---------- Provided records

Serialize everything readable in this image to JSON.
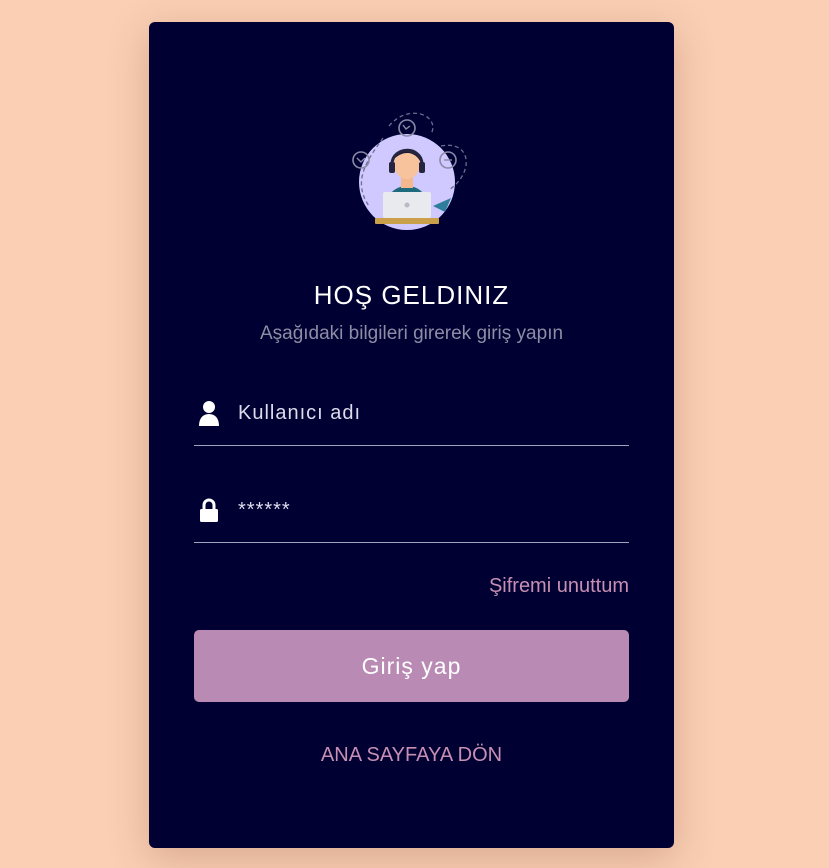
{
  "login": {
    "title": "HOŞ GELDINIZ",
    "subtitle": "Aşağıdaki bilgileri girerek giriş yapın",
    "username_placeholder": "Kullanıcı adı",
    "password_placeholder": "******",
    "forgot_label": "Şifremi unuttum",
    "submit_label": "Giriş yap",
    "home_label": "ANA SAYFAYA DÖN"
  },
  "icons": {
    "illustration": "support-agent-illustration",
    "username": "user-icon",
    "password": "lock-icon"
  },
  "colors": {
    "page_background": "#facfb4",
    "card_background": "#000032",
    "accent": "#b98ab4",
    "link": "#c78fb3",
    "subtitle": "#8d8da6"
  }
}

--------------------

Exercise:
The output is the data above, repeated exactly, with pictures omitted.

Worked solution:
Serialize everything readable in this image to JSON.
{
  "login": {
    "title": "HOŞ GELDINIZ",
    "subtitle": "Aşağıdaki bilgileri girerek giriş yapın",
    "username_placeholder": "Kullanıcı adı",
    "password_placeholder": "******",
    "forgot_label": "Şifremi unuttum",
    "submit_label": "Giriş yap",
    "home_label": "ANA SAYFAYA DÖN"
  },
  "icons": {
    "illustration": "support-agent-illustration",
    "username": "user-icon",
    "password": "lock-icon"
  },
  "colors": {
    "page_background": "#facfb4",
    "card_background": "#000032",
    "accent": "#b98ab4",
    "link": "#c78fb3",
    "subtitle": "#8d8da6"
  }
}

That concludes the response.